In 1965, nearing the end of his performing career, Bennett accepted the invitation of Faith de Villiers to become ballet master for the dance company of the Performing Arts Council of the Transvaal (Transvaalse Radd vir die Uitvoerende Kunste), in Johannesburg, South Africa. For this company, known as PACT/TRUK Ballet, he staged an evening-length production of Coppélia, in three acts, and a one-act version of Aurora's Wedding (Aurora se Huwelik), incorporating dances from the prologue and the final act of The Sleeping Beauty. He also produced Frederick Ashton's Façade and Les Patineurs for the company, both of which became popular showpieces throughout South Africa. Besides his work as ballet master, he made his last appearances on stage in 1965 as Florimund in Aurora's Wedding, as the Rejected Lover in Audrey King's La Fenêtre, and as Prince Marzipan in Walter Gore's production of Casse Noisette (The Nutcracker).
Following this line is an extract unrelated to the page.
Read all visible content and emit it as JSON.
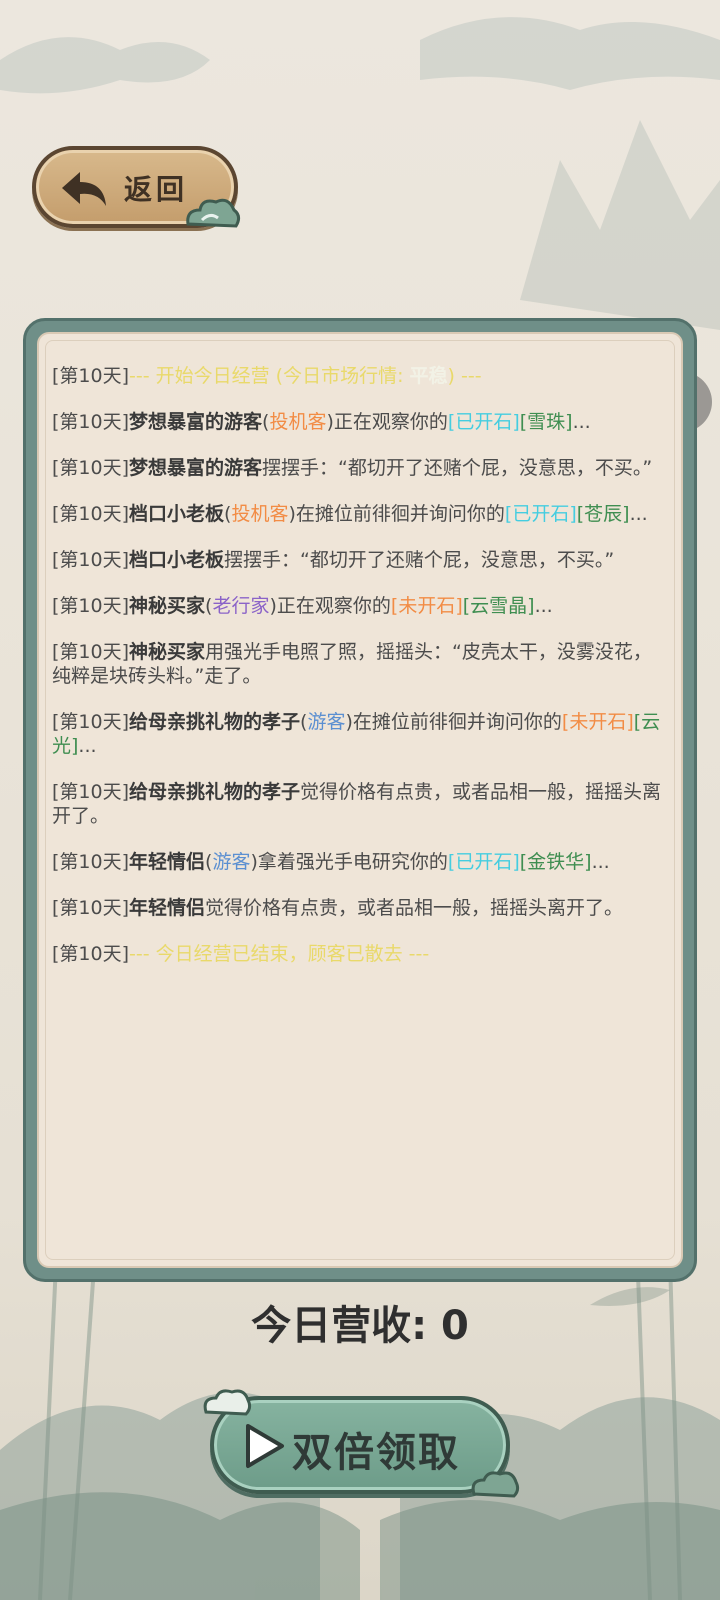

Upon returning to England in 1966, Bennett worked as ballet master for Western Theatre Ballet (later named the Scottish Ballet) in Bristol until 1969, when he went back to London to be ballet master of Covent Garden Opera Ballet. In 1970, he served as teacher and ballet master for the Icelandic Dance Company (Islenski Dansflokkurinn) in Reykjavik. He then moved to the United States, working as artistic director of several regional companies, including the Twin Cities Ballet in Bloomington, Illinois, and the Scottish-American Ballet in Chattanooga, Tennessee. He took the latter company to the Edinburgh Festival Fringe on several occasions between 1985 and 1995. In the late 1980s, he also worked as artistic director of the Ballet Nacional do Brazil in São Psulo. Throughout these later years, he taught technique classes and staged ballets from the classic repertory for many companies around the world. Some of his productions were criticized as being old-fashioned, but he was highly valued as an inspirational guest teacher, able to impart traditional values to young dance students.
Bennett returned to Scotland in 2001 and settled in a small house just outside Edinburgh. He died in his sleep in 2003, at age seventy-three, in Taynuilt in Argyll, while working on a production of Swan Lake for Ballet West. Among his effects were draft manuscripts for two books: one a biography of Marie Rambert, with whom he felt a special affinity, and the other a monograph on Bournonville's La Sylphide. He had for many years been interested in the background of this romantic tale of a Scottish farmer, James Ruben, who abandons his rural sweetheart to pursue an illusion of beauty in the form of a woodland spirit. Cursed by a witch for his infidelity, James unwittingly causes the death of the sylphide and is left alone, heartbroken, in the shadowy forest. In the distance, a wedding procession reminds him of reality and the happy life he might have had.